[Interface dataset entries]
□ □ □ □ □

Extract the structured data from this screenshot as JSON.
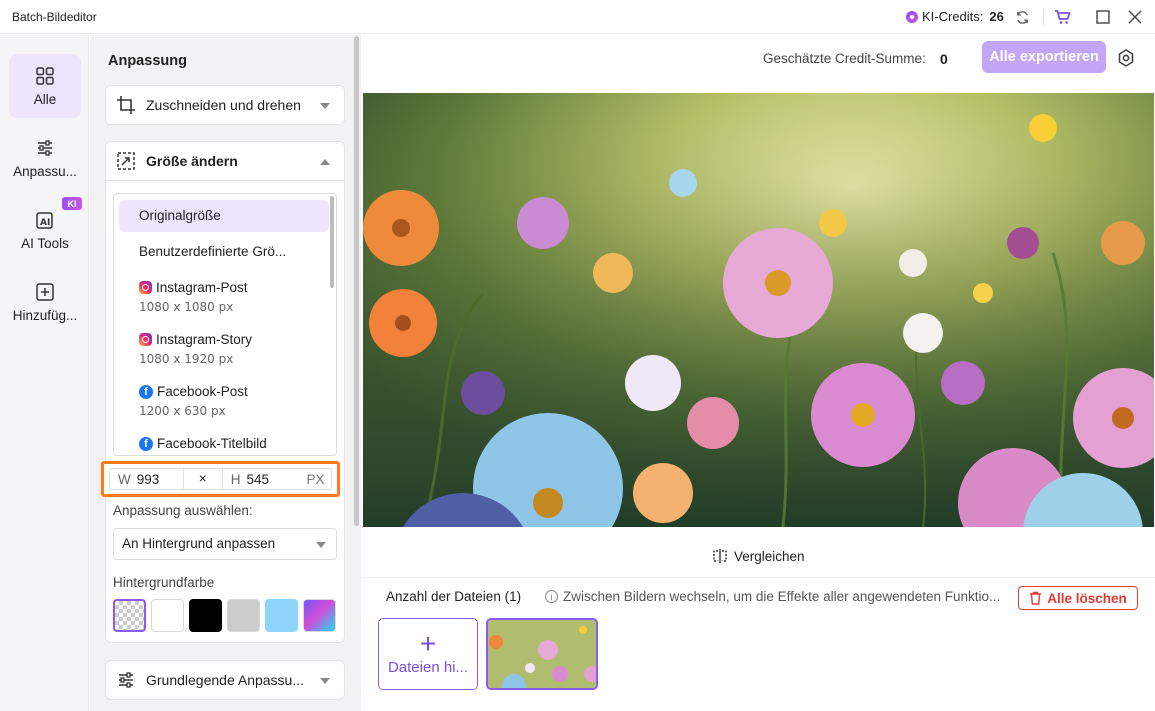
{
  "app": {
    "title": "Batch-Bildeditor"
  },
  "titlebar": {
    "credits_label": "KI-Credits:",
    "credits_value": "26",
    "icons": [
      "refresh-icon",
      "cart-icon",
      "maximize-icon",
      "close-icon"
    ]
  },
  "nav": {
    "items": [
      {
        "label": "Alle",
        "icon": "grid-icon",
        "active": true
      },
      {
        "label": "Anpassu...",
        "icon": "sliders-icon",
        "active": false
      },
      {
        "label": "AI Tools",
        "icon": "ai-icon",
        "active": false,
        "badge": "KI"
      },
      {
        "label": "Hinzufüg...",
        "icon": "plus-square-icon",
        "active": false
      }
    ]
  },
  "panel": {
    "title": "Anpassung",
    "crop_section": "Zuschneiden und drehen",
    "resize_section": "Größe ändern",
    "sizes": [
      {
        "name": "Originalgröße",
        "dims": "",
        "icon": ""
      },
      {
        "name": "Benutzerdefinierte Grö...",
        "dims": "",
        "icon": ""
      },
      {
        "name": "Instagram-Post",
        "dims": "1080 x 1080 px",
        "icon": "instagram-icon"
      },
      {
        "name": "Instagram-Story",
        "dims": "1080 x 1920 px",
        "icon": "instagram-icon"
      },
      {
        "name": "Facebook-Post",
        "dims": "1200 x 630 px",
        "icon": "facebook-icon"
      },
      {
        "name": "Facebook-Titelbild",
        "dims": "",
        "icon": "facebook-icon"
      }
    ],
    "width_label": "W",
    "width_value": "993",
    "times": "×",
    "height_label": "H",
    "height_value": "545",
    "unit": "PX",
    "fit_label": "Anpassung auswählen:",
    "fit_value": "An Hintergrund anpassen",
    "bg_label": "Hintergrundfarbe",
    "swatches": [
      "transparent",
      "#ffffff",
      "#000000",
      "#cccccc",
      "#8ed4fb",
      "gradient"
    ],
    "basic_section": "Grundlegende Anpassu..."
  },
  "main": {
    "credit_sum_label": "Geschätzte Credit-Summe:",
    "credit_sum_value": "0",
    "export_label": "Alle exportieren",
    "compare_label": "Vergleichen",
    "files_count": "Anzahl der Dateien (1)",
    "hint": "Zwischen Bildern wechseln, um die Effekte aller angewendeten Funktio...",
    "clear_label": "Alle löschen",
    "add_label": "Dateien hi..."
  },
  "colors": {
    "accent": "#8a5cf6",
    "export_bg": "#c3a6f7",
    "highlight": "#ff7a1a",
    "danger": "#e53935"
  }
}
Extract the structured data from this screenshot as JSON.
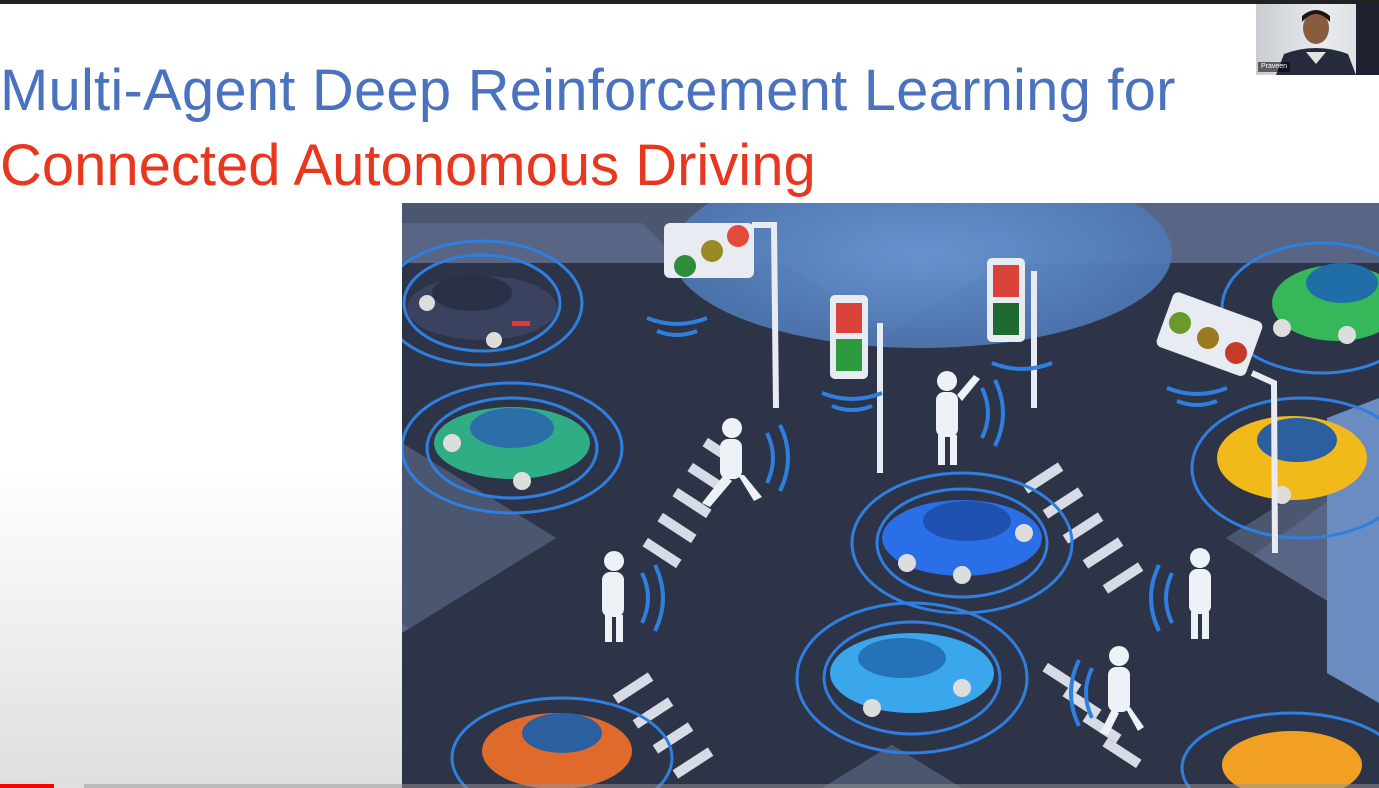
{
  "slide": {
    "title_line1": "Multi-Agent Deep Reinforcement Learning for",
    "title_line2": "Connected Autonomous Driving",
    "title_line1_color": "#4a72bf",
    "title_line2_color": "#e8371f"
  },
  "webcam": {
    "presenter_name": "Praveen"
  },
  "player": {
    "progress_color": "#ff0000",
    "progress_fraction": 0.039,
    "buffered_fraction": 0.061
  },
  "illustration": {
    "subject": "smart-city-intersection",
    "icons": [
      "car-icon",
      "pedestrian-icon",
      "traffic-light-icon",
      "crosswalk-signal-icon",
      "signal-wave-icon"
    ]
  }
}
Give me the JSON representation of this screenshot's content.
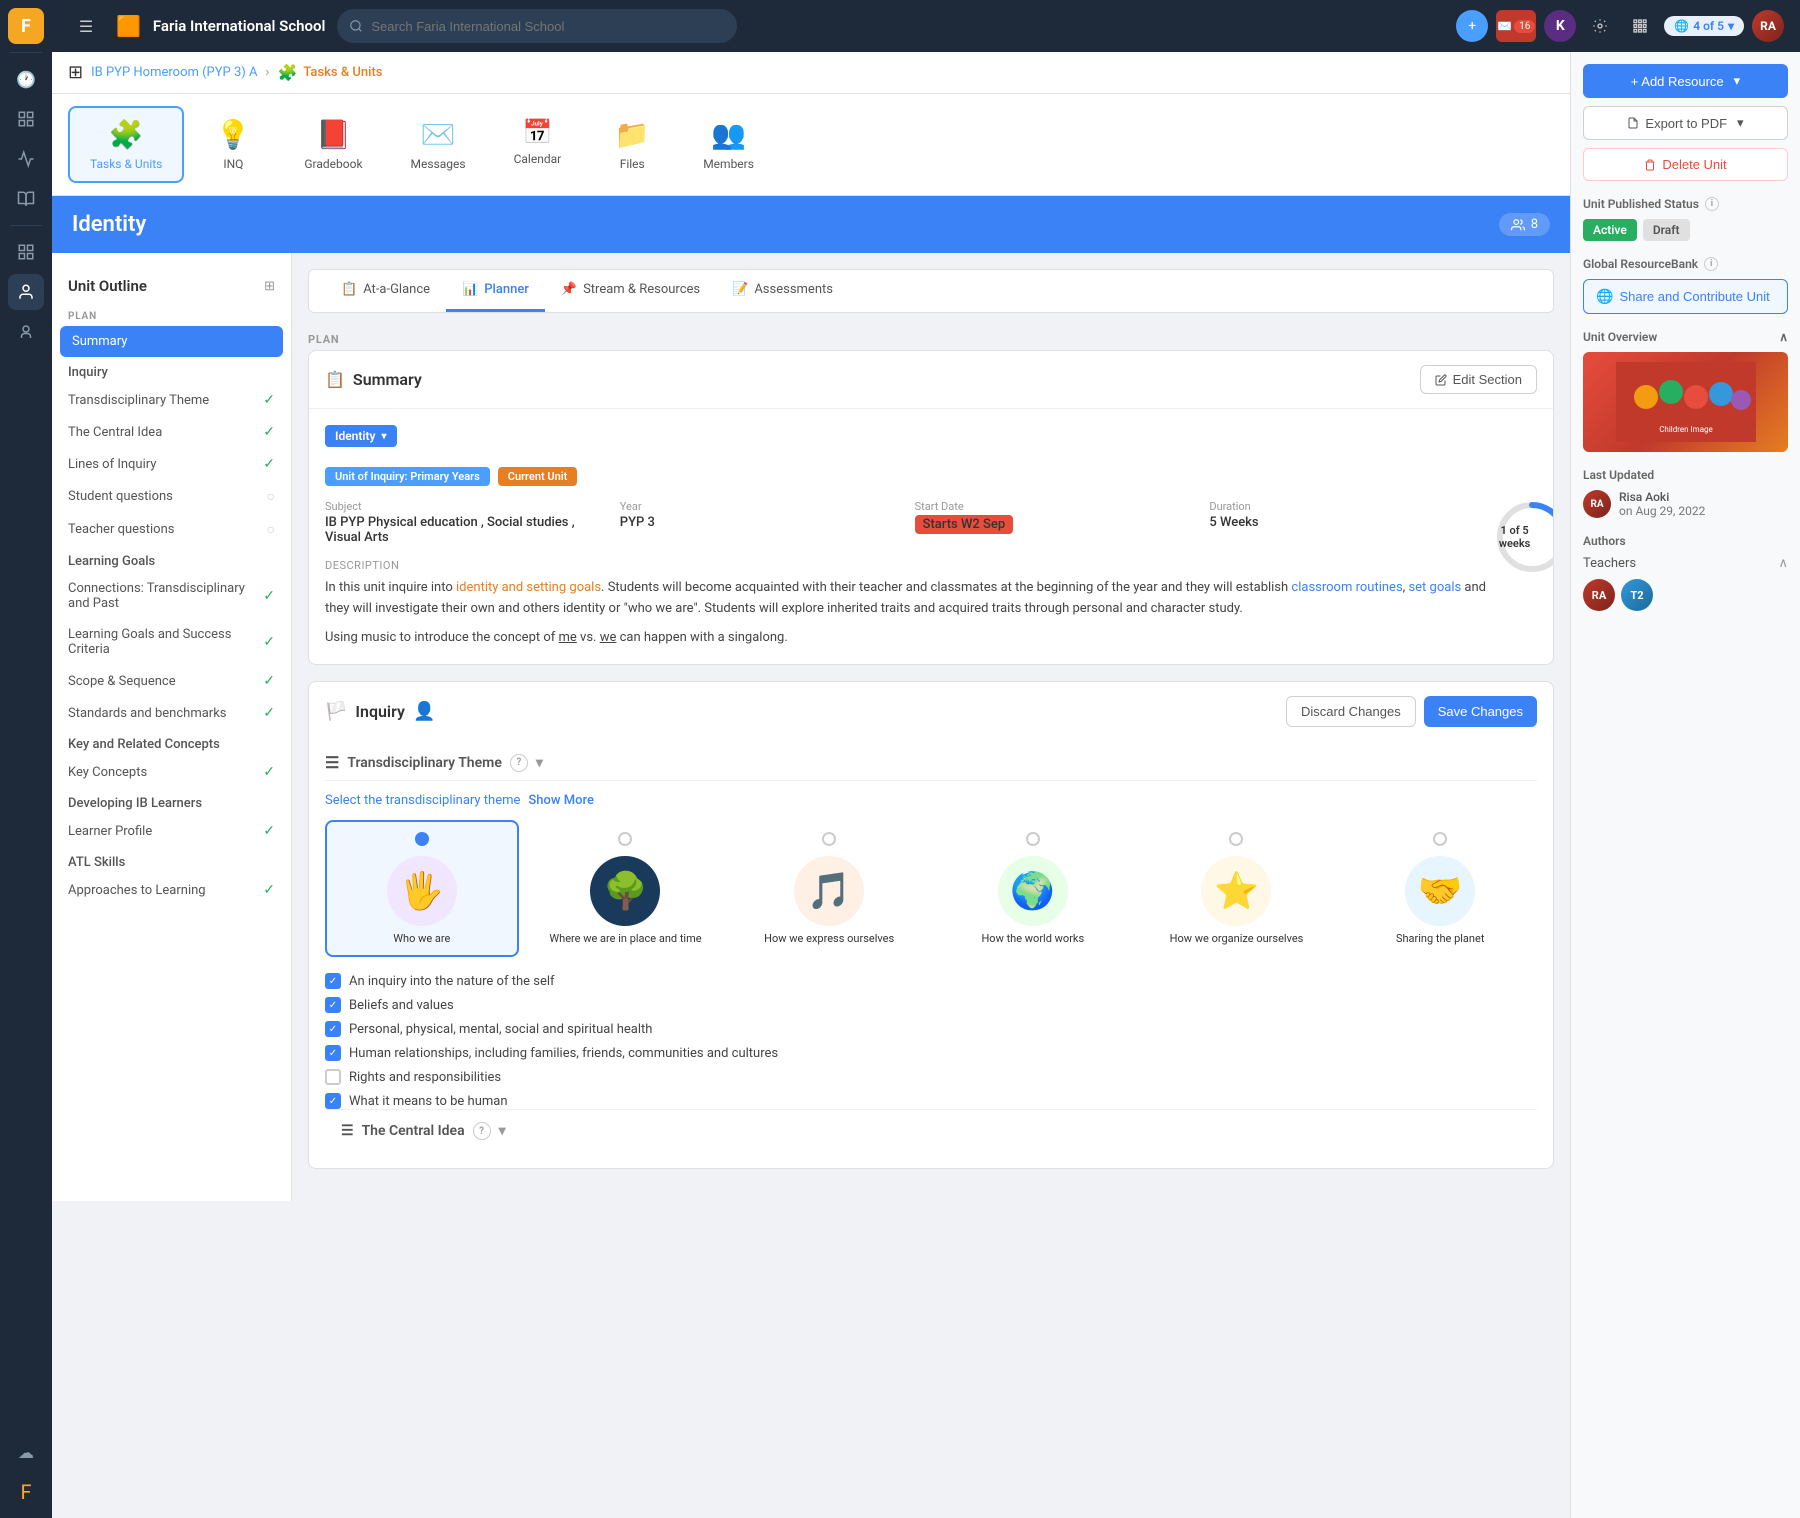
{
  "app": {
    "name": "Faria International School",
    "logo": "F"
  },
  "topbar": {
    "search_placeholder": "Search Faria International School",
    "notifications_count": "16",
    "version": "4 of 5"
  },
  "breadcrumb": {
    "parent": "IB PYP Homeroom (PYP 3) A",
    "current": "Tasks & Units"
  },
  "module_tabs": [
    {
      "id": "tasks-units",
      "label": "Tasks & Units",
      "icon": "🧩",
      "active": true
    },
    {
      "id": "inq",
      "label": "INQ",
      "icon": "💡",
      "active": false
    },
    {
      "id": "gradebook",
      "label": "Gradebook",
      "icon": "📕",
      "active": false
    },
    {
      "id": "messages",
      "label": "Messages",
      "icon": "✉️",
      "active": false
    },
    {
      "id": "calendar",
      "label": "Calendar",
      "icon": "📅",
      "active": false
    },
    {
      "id": "files",
      "label": "Files",
      "icon": "📁",
      "active": false
    },
    {
      "id": "members",
      "label": "Members",
      "icon": "👥",
      "active": false
    }
  ],
  "identity": {
    "title": "Identity",
    "members_count": "8"
  },
  "outline": {
    "title": "Unit Outline",
    "sections": {
      "plan": "PLAN",
      "items_plan": [
        {
          "id": "summary",
          "label": "Summary",
          "active": true,
          "check": "none"
        }
      ],
      "inquiry_label": "Inquiry",
      "inquiry_items": [
        {
          "id": "trans-theme",
          "label": "Transdisciplinary Theme",
          "check": "green"
        },
        {
          "id": "central-idea",
          "label": "The Central Idea",
          "check": "green"
        },
        {
          "id": "lines-inquiry",
          "label": "Lines of Inquiry",
          "check": "green"
        },
        {
          "id": "student-questions",
          "label": "Student questions",
          "check": "gray"
        },
        {
          "id": "teacher-questions",
          "label": "Teacher questions",
          "check": "gray"
        }
      ],
      "learning_goals_label": "Learning Goals",
      "learning_goals_items": [
        {
          "id": "connections",
          "label": "Connections: Transdisciplinary and Past",
          "check": "green"
        },
        {
          "id": "learning-goals",
          "label": "Learning Goals and Success Criteria",
          "check": "green"
        },
        {
          "id": "scope-sequence",
          "label": "Scope & Sequence",
          "check": "green"
        },
        {
          "id": "standards",
          "label": "Standards and benchmarks",
          "check": "green"
        }
      ],
      "key_related_label": "Key and Related Concepts",
      "key_items": [
        {
          "id": "key-concepts",
          "label": "Key Concepts",
          "check": "green"
        }
      ],
      "developing_ib_label": "Developing IB Learners",
      "developing_items": [
        {
          "id": "learner-profile",
          "label": "Learner Profile",
          "check": "green"
        }
      ],
      "atl_label": "ATL Skills",
      "atl_items": [
        {
          "id": "approaches",
          "label": "Approaches to Learning",
          "check": "green"
        }
      ]
    }
  },
  "sub_tabs": [
    {
      "id": "at-a-glance",
      "label": "At-a-Glance",
      "icon": "📋",
      "active": false
    },
    {
      "id": "planner",
      "label": "Planner",
      "icon": "📊",
      "active": true
    },
    {
      "id": "stream-resources",
      "label": "Stream & Resources",
      "icon": "📌",
      "active": false
    },
    {
      "id": "assessments",
      "label": "Assessments",
      "icon": "📝",
      "active": false
    }
  ],
  "summary_section": {
    "title": "Summary",
    "edit_button": "Edit Section",
    "identity_label": "Identity",
    "unit_badge": "Unit of Inquiry: Primary Years",
    "current_unit_badge": "Current Unit",
    "meta": {
      "subject_label": "Subject",
      "subject_value": "IB PYP Physical education , Social studies , Visual Arts",
      "year_label": "Year",
      "year_value": "PYP 3",
      "start_date_label": "Start Date",
      "start_date_value": "Starts W2 Sep",
      "duration_label": "Duration",
      "duration_value": "5 Weeks"
    },
    "progress": {
      "current": 1,
      "total": 5,
      "label": "weeks"
    },
    "description_label": "Description",
    "description_text": "In this unit inquire into identity and setting goals. Students will become acquainted with their teacher and classmates at the beginning of the year and they will establish classroom routines, set goals and they will investigate their own and others identity or \"who we are\". Students will explore inherited traits and acquired traits through personal and character study.",
    "description_text2": "Using music to introduce the concept of me vs. we can happen with a singalong."
  },
  "inquiry_section": {
    "title": "Inquiry",
    "discard_button": "Discard Changes",
    "save_button": "Save Changes",
    "trans_theme_label": "Transdisciplinary Theme",
    "select_text": "Select the transdisciplinary theme",
    "show_more": "Show More",
    "themes": [
      {
        "id": "who-we-are",
        "label": "Who we are",
        "selected": true,
        "color": "#f0e6ff"
      },
      {
        "id": "where-we-are",
        "label": "Where we are in place and time",
        "selected": false,
        "color": "#e6f0ff"
      },
      {
        "id": "how-express",
        "label": "How we express ourselves",
        "selected": false,
        "color": "#fff0e6"
      },
      {
        "id": "how-world",
        "label": "How the world works",
        "selected": false,
        "color": "#e6ffe6"
      },
      {
        "id": "how-organize",
        "label": "How we organize ourselves",
        "selected": false,
        "color": "#ffe6e6"
      },
      {
        "id": "sharing",
        "label": "Sharing the planet",
        "selected": false,
        "color": "#e6f5ff"
      }
    ],
    "checkboxes": [
      {
        "id": "cb1",
        "label": "An inquiry into the nature of the self",
        "checked": true
      },
      {
        "id": "cb2",
        "label": "Beliefs and values",
        "checked": true
      },
      {
        "id": "cb3",
        "label": "Personal, physical, mental, social and spiritual health",
        "checked": true
      },
      {
        "id": "cb4",
        "label": "Human relationships, including families, friends, communities and cultures",
        "checked": true
      },
      {
        "id": "cb5",
        "label": "Rights and responsibilities",
        "checked": false
      },
      {
        "id": "cb6",
        "label": "What it means to be human",
        "checked": true
      }
    ],
    "central_idea_label": "The Central Idea"
  },
  "right_panel": {
    "add_resource_button": "+ Add Resource",
    "export_pdf_button": "Export to PDF",
    "delete_unit_button": "Delete Unit",
    "unit_published_label": "Unit Published Status",
    "status_active": "Active",
    "status_draft": "Draft",
    "global_resource_label": "Global ResourceBank",
    "share_contribute_button": "Share and Contribute Unit",
    "unit_overview_label": "Unit Overview",
    "last_updated_label": "Last Updated",
    "last_updated_author": "Risa Aoki",
    "last_updated_date": "on Aug 29, 2022",
    "authors_label": "Authors",
    "authors_type": "Teachers"
  },
  "left_nav_icons": [
    {
      "id": "hamburger",
      "icon": "☰",
      "active": false
    },
    {
      "id": "clock",
      "icon": "🕐",
      "active": false
    },
    {
      "id": "home",
      "icon": "⊞",
      "active": false
    },
    {
      "id": "chart",
      "icon": "📈",
      "active": false
    },
    {
      "id": "book",
      "icon": "📚",
      "active": false
    },
    {
      "id": "grid",
      "icon": "⊞",
      "active": false
    },
    {
      "id": "user-circle",
      "icon": "👤",
      "active": true
    },
    {
      "id": "person",
      "icon": "🧑",
      "active": false
    },
    {
      "id": "cloud",
      "icon": "☁",
      "active": false
    },
    {
      "id": "faria",
      "icon": "F",
      "active": false
    }
  ]
}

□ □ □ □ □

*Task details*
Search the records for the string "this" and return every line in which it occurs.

*Written response*
Extract the structured data from this screenshot as JSON.
Extract the structured data from this screenshot as JSON.
Give me the JSON representation of this screenshot's content.
    "description_text": "In this unit inquire into identity and setting goals. Students will become acquainted with their teacher and classmates at the beginning of the year and they will establish classroom routines, set goals and they will investigate their own and others identity or \"who we are\". Students will explore inherited traits and acquired traits through personal and character study.",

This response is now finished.